I recently wrote on this blog about how great it is to work in a Results Only Work Environment (ROWE). In my infinite experience to date (two whole months at Actionable), new insights into this work culture have revealed themselves to me. It’s partly related to ROWE, and partly related to Actionable working hard to practice what we preach—creating inclusive and engaging environments through candid conversations. Part of the culture at Actionable is a willingness to embrace experimentation. And a part of working with a highly collaborative team is being available to new ideas, and pivoting strategy as required. To make this work, Actionable embraces failure.
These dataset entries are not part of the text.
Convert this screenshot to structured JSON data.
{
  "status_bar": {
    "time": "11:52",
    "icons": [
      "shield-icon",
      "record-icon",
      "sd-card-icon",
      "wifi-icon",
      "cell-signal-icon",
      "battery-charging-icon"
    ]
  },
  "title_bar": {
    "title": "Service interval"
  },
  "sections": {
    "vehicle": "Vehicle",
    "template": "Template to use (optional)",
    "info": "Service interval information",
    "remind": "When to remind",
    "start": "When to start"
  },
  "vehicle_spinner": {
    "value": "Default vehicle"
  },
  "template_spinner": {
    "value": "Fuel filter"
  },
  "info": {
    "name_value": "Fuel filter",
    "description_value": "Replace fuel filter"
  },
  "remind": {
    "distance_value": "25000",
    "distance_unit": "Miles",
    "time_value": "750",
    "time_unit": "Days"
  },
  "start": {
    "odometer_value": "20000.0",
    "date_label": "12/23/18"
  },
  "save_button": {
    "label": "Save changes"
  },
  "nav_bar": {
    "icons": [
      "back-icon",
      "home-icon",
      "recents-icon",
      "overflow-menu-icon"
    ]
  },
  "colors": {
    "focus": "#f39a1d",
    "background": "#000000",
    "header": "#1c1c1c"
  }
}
At a recent meeting with my managers, we got talking about parts of the business that I am interested in working on, about new challenges and opportunities I can see on the horizon, and about the influence I will ultimately have on shaping the direction of my role. The message I walked away with was this: “Put your hand up as much as you want, either to ask questions, or to jump in on the projects that interest you.” I don’t have to be perfect or experienced to work on projects that excite me, which means that the scope of my role is limited only by my own interest and enthusiasm. To succeed in this environment, I have to be willing to be wrong, and wrong often. But to be involved in what interests me, all I have to do is be excited to play.
Many of us, myself included, associate the word failure with shame. We don’t want to fail, and when we do, we want to hide it from those around us. To me, the word failure conjures images of complete and utter disaster (the stuff of stress dreams/nightmares). In reality, most failures are small, with minimal impact on the big picture, and they offer opportunities for learning and redirection.
Sometimes I let a typo slip by, and while that stings for a minute, I can fix it and move on. We are constantly working out new ways to promote our content—sometimes they work, and when they don’t, we just talk about why we think that could be, and change up our tactics the next time. As we continue to achieve results, and take on more and more ambitious projects, our failures will be larger and more complicated. But we have an established culture of embracing and working through failure as a team. So we will face those challenges when we meet them.
Accountability is an important element of ROWE, and part of the Actionable culture is a disdain for finger pointing. We are all adults who are capable of owning our own projects, and our own mistakes, and we can recognize that assigning blame is never productive, especially when trying to overcome a failure. Squabbling over whose “fault” a failure is will not fix the problem, and it’s simply not a good look for adult professionals.
One of my colleagues recently wrote about how change can be scary and messy, yet it is also essential. None of us are perfect, and uncertainty and volatility are now unavoidable characteristics of the modern workplace. Embracing failure and being open to experiments are essential for success in this landscape.
Last week, I was able to meet my colleagues in person, at a staff event in King City. It was exciting to be in the same room with the people I’ve been working with remotely for the past few months, as well as to meet the team members that I don’t work with regularly.
Though the schedule was jam packed with four days of discussions, framing, strategizing, and some truly hilarious moments, I walked away from the retreat feeling refreshed and reenergized. Actionable is a truly collaborative team, capable of generating a hundred great ideas a minute, with the foresight to challenge, poke holes, and pull back, in order to make the most impact with the least amount of work. We work hard and fast, and to accomplish that, we have to be comfortable with failure.
Not all great ideas end up generating revenue. What sounds brilliant in a brainstorming session may be a total flop in the real world. If we were afraid of failure, we would get paralyzed.
One of the most surprising things to me about the retreat, was hearing the stories of learning from past challenges and failures. It was surprising because I joined Actionable at a moment when it seemed as though everything was perfectly thought out and well-executed. Learning about the history of experiencing and embracing failure was inspiring: my colleagues are strong, smart, innovative people, who don’t curl into a ball and give up when things get hard. I’m proud to be among their ranks. They were able to learn from those failures to create the incredible company that I joined two months ago.
We are all going to experience failure. The frequency and severity of those failures will fluctuate over time and the course of our lives, but failure is an unavoidable reality. Being able to acknowledge, learn from, and move past failure, is a mark of maturity and professionalism that we should all aspire to embody.